Or were they? Just as his health seemed to improve, a whole new set of problems began to rear their ugly heads. No-one expected him to be at the same developmental level as his peers, but as he approached his 2nd birthday, the gap seemed to get wider and wider. He rarely played appropriately with toys, preferring instead to spin wheels on his trucks and press the same buttons on the electronic toys over and over again. He developed the first of his obsessions - balls. We couldn't go into a shop without leaving with a ball. Yet he never kicked, threw or bounced one. Just carried it around with him. He was also becoming quite aggressive.

We had been referred to the early intervention team, and he was getting lots of physiotherapy and a small amount of speech therapy. But it was next to impossible to discern if his delays were due to his physical problems, his institutionalisation or something else. In general, we were all happy with the progress he was making considering all he'd been through. We still thought that with the right therapies, and a lot of patience and time, he would catch up.

My "A-ha" moment came in May 2004, as Button was approaching his 3rd birthday. We were on holidays in France, with my parents and my brother, his wife and their son. We had all rented little holiday homes next to each other on a gorgeous campsite, and were having an absolutely wonderful time. One day, Button was in Nana & Papa's "house", as I went in to get him I was greeted by gales of laughter, and Papa taking photos of Button sitting on the floor with 4 or 5 saucepan lids spinning around him. He was going back and forth making sure none dropped, like a circus performer.

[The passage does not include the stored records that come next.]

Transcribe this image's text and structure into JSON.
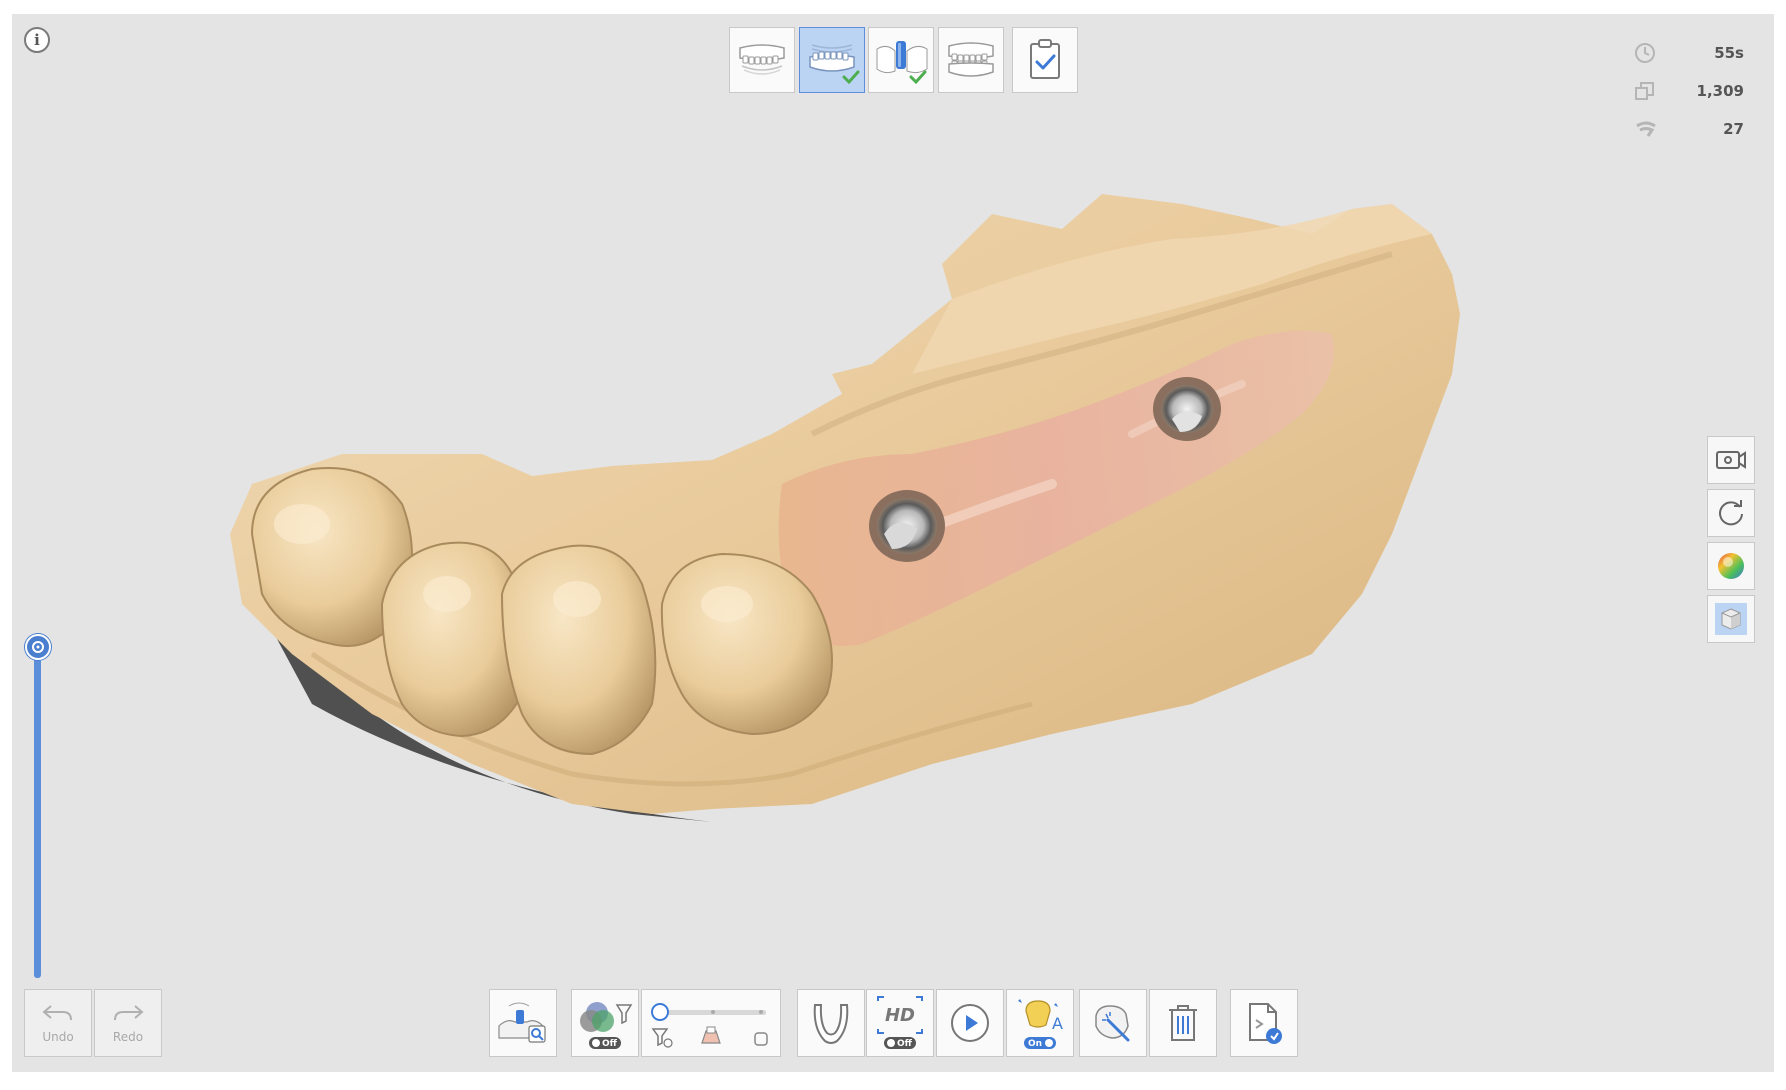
{
  "app": {
    "info_label": "i"
  },
  "stages": [
    {
      "name": "upper-jaw",
      "checked": false,
      "active": false
    },
    {
      "name": "lower-jaw",
      "checked": true,
      "active": true
    },
    {
      "name": "scan-body",
      "checked": true,
      "active": false
    },
    {
      "name": "occlusion",
      "checked": false,
      "active": false
    }
  ],
  "stats": {
    "time": "55s",
    "frames": "1,309",
    "count": "27"
  },
  "history": {
    "undo_label": "Undo",
    "redo_label": "Redo"
  },
  "toolbar": {
    "filter_toggle": "Off",
    "hd_label": "HD",
    "hd_toggle": "Off",
    "ai_toggle": "On"
  },
  "slider": {
    "level": 0.0
  },
  "colors": {
    "accent": "#5b8fd9",
    "viewport_bg": "#e4e4e4",
    "check": "#4cae4f"
  }
}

It hit me like the proverbial ton of bricks. We had been to a safari park, a theme park, a zoo, many playgrounds and the beach, and nothing had captured his attention like those saucepan lids! Suddenly, everything began to fall into place -the obsessions, the lack of eye contact, the inappropriate use of language and his aggression. My darling, darling, boy had autism.